India seems to be doing better than it was a couple of years ago. The Modi government has been launching one initiative after another, supporting the country's business and economy. While some initiatives struggle to make much of an impact, most are working wonders for India.
The 'Make in India' program, for example, promotes India as a manufacturing hub for the world. The Modi Government is marketing this campaign globally and the impact is evident. Huawei and Celkon plan to make phones, Saab will make single-engine aircrafts and Freudenberg will make lubricants and more - in India. More citizens will find gainful employment and India's GDP will get a boost.
Unfortunately, entrepreneurs are struggling. The Prime Minister acknowledged the contribution of small businesses to India's economy in a letter dated 31st March 2015 and launched a handful of programs to support micro and small businesses, but that might not be enough. In a barrier-free and competitive world, entrepreneurs need to scale-up and go global.
India's entrepreneurs are coming up short - they seem to have the spirit but not the right tools.
Pinpointing our shortcomings
The 2015 Global Entrepreneurship Index (GEI) puts India at rank 104, falling 13 places from the 2014 rankings, below countries like Gambia, Benin and Liberia. The rank is calculated basis scores achieved on 14 'pillars' and India scores really low on most of the pillars. We scored a 0.11 on the 'Opportunity Start-up' pillar for example, indicating that most start-ups here are necessity start-ups.
Opportunity start-ups, the report suggests, are started to exploit a good opportunity, to increase income, or to fulfil personal aims, which contrasts to those started by people who have no other options for work. It is believed that opportunity entrepreneurs are better prepared, have superior skills, and earn more than necessity entrepreneurs.
We score a mere 0.12 on 'Internationalisation', which is another important pillar. The report suggests that internationalization is a major determinant of growth, and most would agree. However, most new ventures in India find it extremely difficult to cross the border into another state, let alone another country.
It would surprise most people who expect small businesses to bid for international projects with more ease in a world connected by technology. Let me add to your surprise. We score just 0.11 on the 'Technology Absorption' pillar. Despite being a major exporter of IT services, we're not hitting any home runs when it comes to using technology to drive our entrepreneurial ventures.
India has to find a way to create more opportunity entrepreneurs and broaden their horizons.
A regional perspective
The Amway-Indicus India Entrepreneurship Report 2014 compares the entrepreneurial attitude, infrastructure support and supportive governance in the different states. To understand how new enterprises can be nurtured and India's GEI score can be improved, an understanding of the factors highlighted by the Amway report goes a long way.
The report points out that states like Bihar, Jharkhand and Assam, which are ranked high in entrepreneurial attitude, are lagging behind when it comes to infrastructure support and supportive governance. Alternatively, it shows that economically developed states that offer an enabling environment foster the entrepreneurial spirit and rank higher.

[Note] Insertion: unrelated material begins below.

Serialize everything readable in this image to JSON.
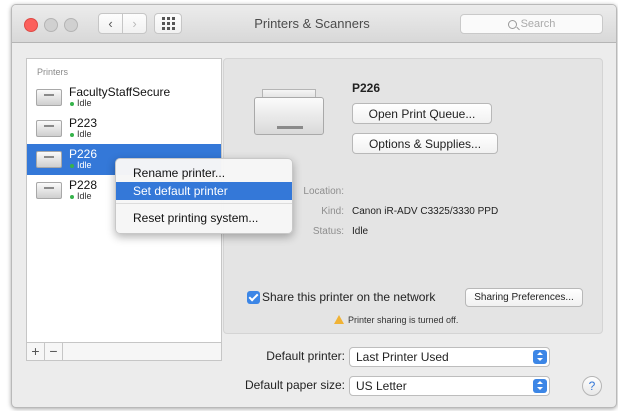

Starting a venture isn't easy. It not only takes hard work, dedication and persistence, but also needs a certain degree of skill and mentorship - at least for first-time entrepreneurs. The report suggests that there is a lack of awareness regarding the facilitating role that can be played by organizations for encouraging entrepreneurship and facilitating skill development.
The fact that the report pegs the Gujarat at rank 1, in the Current Entrepreneurial Confidence Index as well as the Future Entrepreneurial Readiness Index, lends hope to citizens about the development of entrepreneurship in the country, given that the erstwhile leader of the business-focused state is now at the helm of affairs of the nation.Suggest a correction